The UK’s top share index dipped on Wednesday, weighed down by commodities-related stocks as optimism over progress in global trade relationships has largely fizzled out.
The blue chip FTSE 100 .FTSE index was down 0.4 percent at 7,587.75 points terms by 0900 GMT.
The FTSE index underperformed broadly flat European equity markets, as sentiment turned cautious.
While investors have been optimistic over a proposed trade deal between the United States and Mexico, questions remain over whether Canada will also agree to the revised trade terms.
A looming deadline on U.S. tariffs with China also kept markets on edge.

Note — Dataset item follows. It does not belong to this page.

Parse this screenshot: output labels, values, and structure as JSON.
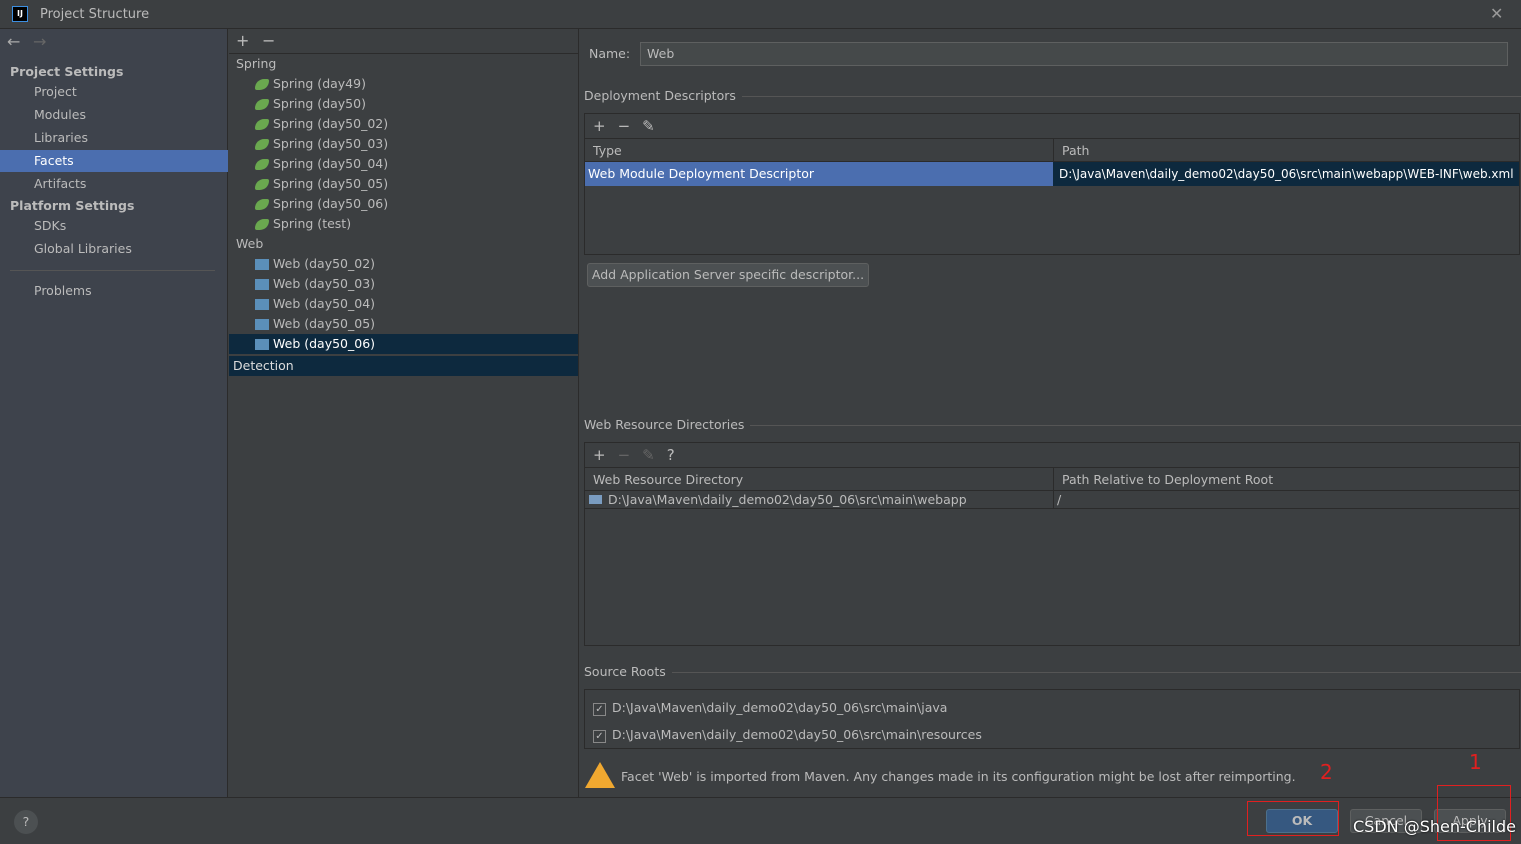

“There is still a little optimism doing the rounds in light of the US-Mexico trade deal, but investors haven’t been given another reason to buy into the market,” David Madden, market analyst at CMC Markets UK, said.
Shares in UK-listed oil and gas firms took the most points off the index, with BP (BP.L) and Royal Dutch Shell (RDSa.L) down 0.6 percent and 1.2 percent respectively as the price of oil slid.
Shares in mining companies were also on the backfoot as worries over Chinese demand and a stronger dollar hit the price of London copper. [MET/L]
Glencore (GLEN.L), Rio Tinto (RIO.L) BHP Billiton (BLT.L) and Anglo American (AAL.L) all retreated between 0.5 to 1.5 percent.
Big consumer stocks also added to the pressure on the index. British American Tobacco (BATS.L) and Diageo (DGE.L) were down 0.9 percent and 0.2 percent respectively.
Among outstanding movers, shares in Bunzl (BNZL.L) rose 3.5 percent and were the biggest gainers.
The business supplies distributor reported first-half earnings in the previous session and saw its shares close slightly lower, so Wednesday’s bounce was somewhat of a recovery as investors digested Bunzl’s results.
The UK’s mid cap index .FTMC was also subdued, trading 0.1 percent lower. Nerves over the possibility of a ‘no-deal’ Brexit have contributed to a lacklustre performance for UK equities, with the FTSE 250 up just 0.6 percent this year, while the FTSE 100 is down 1.2 percent.
This is compared with a 0.3 percent decline for euro zone stocks .STOXXE.
In a sign of confidence, however, luxury carmaker Aston Martin set out plans to float on the London Stock Exchange, hoping to complete the flotation this year.
“The brand strength is unquestionable but at the end of the day some investors will only want to get involved if the business can sell more units than it did in the previous year and at a higher price, and continue this trend ad infinitum,” said Russ Mould, investment director at AJ Bell.